Here’s our list of picks, starting local and branching out. Not all of these are new, but many are donating part of the proceeds to good causes—firing up their own revenue-sharing apparatus.
McMenamins Grand Lodge Concerts in the Grove will run June through October in 2022.
The ambient and warm drone catalog of New York duo Bengalfuel is thematically united around album artwork of very cute cats.
Alex G ‘s first album, “Race,” predicted both the bedroom-pop wave and the ’90s revival.
The winsome ballad and short film retell the story of the infamous hijacking with exacting detail.
Da Fence Less is his 33rd release, a 23-minute head trip with skeletal beats that hark back to golden-age milestones like LL Cool J’s Radio.
Curated by local shoe designer Frank Cooke, in collaboration with local names like Quanie, Diane Lam and Matthew Vu—Unless streetwear is a clothing line that is 100% plant-based and free of plastics.
Your favorite Portland band’s favorite Portland band is likely Alcopops.
The cafe’s owner Angelyna Tropets started Honey Latte as a DIY booking agency with an eye on eventually having an all-ages venue.
Marty Robbins’ “Gunfighter Ballads & Trail Songs” is one of the most consistently mind-blowing records to drop during the album-unfriendly ‘50s.

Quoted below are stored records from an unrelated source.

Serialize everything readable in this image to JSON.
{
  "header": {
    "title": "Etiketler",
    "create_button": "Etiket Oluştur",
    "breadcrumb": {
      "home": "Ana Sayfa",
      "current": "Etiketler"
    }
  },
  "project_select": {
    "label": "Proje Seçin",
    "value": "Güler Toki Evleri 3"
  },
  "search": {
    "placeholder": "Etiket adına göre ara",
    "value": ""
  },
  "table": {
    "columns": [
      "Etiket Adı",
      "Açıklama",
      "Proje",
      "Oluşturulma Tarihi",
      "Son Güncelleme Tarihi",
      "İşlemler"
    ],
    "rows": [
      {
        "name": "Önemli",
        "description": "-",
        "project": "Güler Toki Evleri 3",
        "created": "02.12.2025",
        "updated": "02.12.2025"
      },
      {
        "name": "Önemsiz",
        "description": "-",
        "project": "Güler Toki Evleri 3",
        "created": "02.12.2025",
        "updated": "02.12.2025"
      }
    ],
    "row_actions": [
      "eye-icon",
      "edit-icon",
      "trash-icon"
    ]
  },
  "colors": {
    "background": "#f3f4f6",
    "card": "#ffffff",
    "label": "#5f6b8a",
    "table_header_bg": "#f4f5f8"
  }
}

Coffee house Honey Latte Cafe helps to fill Portland’s small venue void with its parking lot music and comedy shows.
“It sucked not having a Halloween to speak of last year (among other things, of course),” Zia McCabe (DJ Rescue) tells WW. “So we’re doubling down this year to make a party to remember.”
Dilettante’s more romantic songs reliably obfuscate their nature a little with absurd titles, so you might find yourself moved by a track called “Skyscraper Sized Bong” and “Tears on my Dockers.”
The jukebox raffle presents a chance to own a piece of Portland history and a treasure trove of dancer mix CD-Rs.
This performance won’t end at 42 minutes, with Nas exclaiming, “This was the end of the cassette. It was just nine songs!”